= Task details =
Where does the string "crumb" occur in the records below? Copy every line that holds it.

= Exercise input =
○ ○ ○ ○
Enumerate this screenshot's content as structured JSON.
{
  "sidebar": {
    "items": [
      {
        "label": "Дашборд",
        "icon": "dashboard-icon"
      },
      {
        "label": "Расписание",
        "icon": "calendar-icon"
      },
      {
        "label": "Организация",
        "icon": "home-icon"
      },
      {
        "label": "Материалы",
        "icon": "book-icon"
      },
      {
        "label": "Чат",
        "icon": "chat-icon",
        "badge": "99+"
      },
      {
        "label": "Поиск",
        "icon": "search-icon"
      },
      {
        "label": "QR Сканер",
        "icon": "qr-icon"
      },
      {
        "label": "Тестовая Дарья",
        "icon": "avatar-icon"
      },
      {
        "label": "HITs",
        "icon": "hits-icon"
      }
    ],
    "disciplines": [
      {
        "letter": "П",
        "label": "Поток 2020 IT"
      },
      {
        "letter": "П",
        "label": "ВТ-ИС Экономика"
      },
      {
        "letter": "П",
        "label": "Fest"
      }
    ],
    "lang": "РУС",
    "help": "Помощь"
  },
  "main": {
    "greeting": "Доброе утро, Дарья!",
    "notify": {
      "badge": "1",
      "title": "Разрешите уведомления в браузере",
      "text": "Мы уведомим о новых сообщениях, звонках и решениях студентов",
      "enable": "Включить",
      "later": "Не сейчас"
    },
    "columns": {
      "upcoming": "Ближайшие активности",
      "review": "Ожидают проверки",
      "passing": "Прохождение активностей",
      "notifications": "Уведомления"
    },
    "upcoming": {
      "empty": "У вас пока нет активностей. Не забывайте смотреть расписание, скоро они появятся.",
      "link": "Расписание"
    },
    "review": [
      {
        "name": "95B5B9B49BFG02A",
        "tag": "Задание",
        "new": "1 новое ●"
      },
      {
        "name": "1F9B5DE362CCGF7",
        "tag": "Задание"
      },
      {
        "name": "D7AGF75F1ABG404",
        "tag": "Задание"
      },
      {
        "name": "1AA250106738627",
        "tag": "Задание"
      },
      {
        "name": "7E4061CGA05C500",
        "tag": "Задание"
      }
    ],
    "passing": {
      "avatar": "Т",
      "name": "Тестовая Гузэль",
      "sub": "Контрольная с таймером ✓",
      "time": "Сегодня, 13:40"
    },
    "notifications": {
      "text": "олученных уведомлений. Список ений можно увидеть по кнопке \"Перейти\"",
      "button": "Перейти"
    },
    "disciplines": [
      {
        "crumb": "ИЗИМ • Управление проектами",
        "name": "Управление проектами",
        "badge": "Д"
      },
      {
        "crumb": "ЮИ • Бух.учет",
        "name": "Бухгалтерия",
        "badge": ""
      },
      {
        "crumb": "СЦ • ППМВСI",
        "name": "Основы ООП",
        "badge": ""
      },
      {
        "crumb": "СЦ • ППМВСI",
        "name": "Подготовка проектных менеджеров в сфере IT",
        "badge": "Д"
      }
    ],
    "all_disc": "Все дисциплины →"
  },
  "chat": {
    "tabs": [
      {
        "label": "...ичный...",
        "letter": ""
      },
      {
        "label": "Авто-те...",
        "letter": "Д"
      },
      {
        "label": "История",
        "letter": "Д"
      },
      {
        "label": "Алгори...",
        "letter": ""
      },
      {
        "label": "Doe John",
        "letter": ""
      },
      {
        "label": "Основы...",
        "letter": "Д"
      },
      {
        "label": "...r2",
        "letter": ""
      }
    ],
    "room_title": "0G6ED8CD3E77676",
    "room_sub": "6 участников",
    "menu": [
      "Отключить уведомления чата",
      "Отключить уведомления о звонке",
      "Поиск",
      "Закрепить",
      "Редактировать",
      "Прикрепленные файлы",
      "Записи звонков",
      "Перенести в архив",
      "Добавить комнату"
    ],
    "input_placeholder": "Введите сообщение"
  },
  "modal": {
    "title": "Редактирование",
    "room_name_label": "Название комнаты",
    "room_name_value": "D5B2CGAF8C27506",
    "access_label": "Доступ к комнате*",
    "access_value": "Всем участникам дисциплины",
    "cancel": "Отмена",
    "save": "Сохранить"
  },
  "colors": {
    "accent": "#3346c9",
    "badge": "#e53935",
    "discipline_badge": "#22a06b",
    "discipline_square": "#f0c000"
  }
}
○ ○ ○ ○
= Result below =
        "crumb": "ИЗИМ • Управление проектами",
        "crumb": "ЮИ • Бух.учет",
        "crumb": "СЦ • ППМВСI",
        "crumb": "СЦ • ППМВСI",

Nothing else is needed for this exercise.